Following the cleanup of the Flood of 1997, community leaders, along with representatives from FEMA and the U.S. Army Corps of Engineers, began work on plans for a new levee system to protect Grand Forks and East Grand Forks from future flooding. The new system will allow the Red River and Red Lake River more space as they flow through our cities during spring flooding. Some low-lying neighborhoods were not allowed to rebuild. Rather, those areas are now part of the new Greenway, which is a large park with recreation paths and picnic areas.
These new levees will protect our communities to a height of sixty feet, whereas the previous system was built to a height of only fifty feet. Since the grounds of GFCHS overlook the Red River, it was necessary for our organization to work with the U.S. Army Corps of Engineers and city officials to re-design the layout of our buildings, so that they were further away from the river and out of the path of the new concrete flood-wall.
Four of GFCHS’s museum buildings were repositioned in 2004: the historic Campbell House, Myra Carriage House, Original Post Office and Blooming Schoolhouse. The buildings were moved carefully and positioned on new concrete foundations, ensuring their availability to visitors for many years.

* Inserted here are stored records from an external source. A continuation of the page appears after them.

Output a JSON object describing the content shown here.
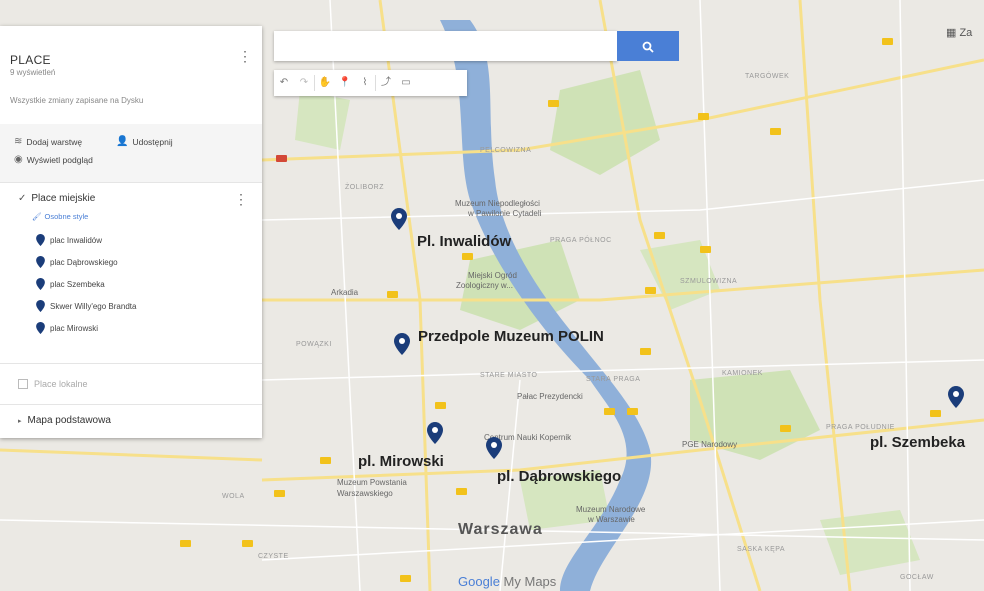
{
  "colors": {
    "accent": "#4a7fd6",
    "pin": "#1b3d7a",
    "river": "#8fb0d9",
    "park": "#c9dfb0",
    "road": "#f2c21b"
  },
  "panel": {
    "title": "PLACE",
    "subtitle": "9 wyświetleń",
    "saved_note": "Wszystkie zmiany zapisane na Dysku",
    "actions": {
      "add_layer": "Dodaj warstwę",
      "share": "Udostępnij",
      "preview": "Wyświetl podgląd"
    },
    "layer": {
      "title": "Place miejskie",
      "style": "Osobne style",
      "items": [
        {
          "label": "plac Inwalidów"
        },
        {
          "label": "plac Dąbrowskiego"
        },
        {
          "label": "plac Szembeka"
        },
        {
          "label": "Skwer Willy'ego Brandta"
        },
        {
          "label": "plac Mirowski"
        }
      ]
    },
    "local_places": "Place lokalne",
    "base_map": "Mapa podstawowa"
  },
  "search": {
    "placeholder": ""
  },
  "toolbar": {
    "icons": [
      "undo-icon",
      "redo-icon",
      "hand-icon",
      "marker-icon",
      "line-icon",
      "route-icon",
      "ruler-icon"
    ]
  },
  "map": {
    "places": {
      "inwalidow": "Pl. Inwalidów",
      "polin": "Przedpole Muzeum POLIN",
      "mirowski": "pl. Mirowski",
      "dabrowskiego": "pl. Dąbrowskiego",
      "szembeka": "pl. Szembeka"
    },
    "city": "Warszawa",
    "poi": {
      "niepodleglosci": "Muzeum Niepodległości",
      "cytadela": "w Pawilonie Cytadeli",
      "zoo1": "Miejski Ogród",
      "zoo2": "Zoologiczny w...",
      "arkadia": "Arkadia",
      "palac": "Pałac Prezydencki",
      "kopernik": "Centrum Nauki Kopernik",
      "pge": "PGE Narodowy",
      "powstania1": "Muzeum Powstania",
      "powstania2": "Warszawskiego",
      "narodowe1": "Muzeum Narodowe",
      "narodowe2": "w Warszawie"
    },
    "districts": {
      "zoliborz": "ŻOLIBORZ",
      "pelcowizna": "PELCOWIZNA",
      "targowek": "TARGÓWEK",
      "praga_polnoc": "PRAGA PÓŁNOC",
      "szmulowizna": "SZMULOWIZNA",
      "powazki": "POWĄZKI",
      "stare_miasto": "STARE MIASTO",
      "stara_praga": "STARA PRAGA",
      "kamionek": "KAMIONEK",
      "praga_poludnie": "PRAGA POŁUDNIE",
      "wola": "WOLA",
      "czyste": "CZYSTE",
      "saska_kepa": "SASKA KĘPA",
      "goclaw": "GOCŁAW"
    },
    "footer": {
      "google": "Google",
      "mymaps": "My Maps"
    }
  }
}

We would like to thank the City of Grand Forks, the Grand Forks Historic Preservation Commission, the U.S. Army Corps of Engineers, Myron Denbrook, the State Historical Society of North Dakota, Strata Corp., Milbank House Movers, Advance Electric, Whalen’s Moving and Storage and everyone else who worked on the project. Thank you for making our “new” museum grounds possible. Once again, we have a beautiful setting in which to promote the history of Grand Forks and Grand Forks County.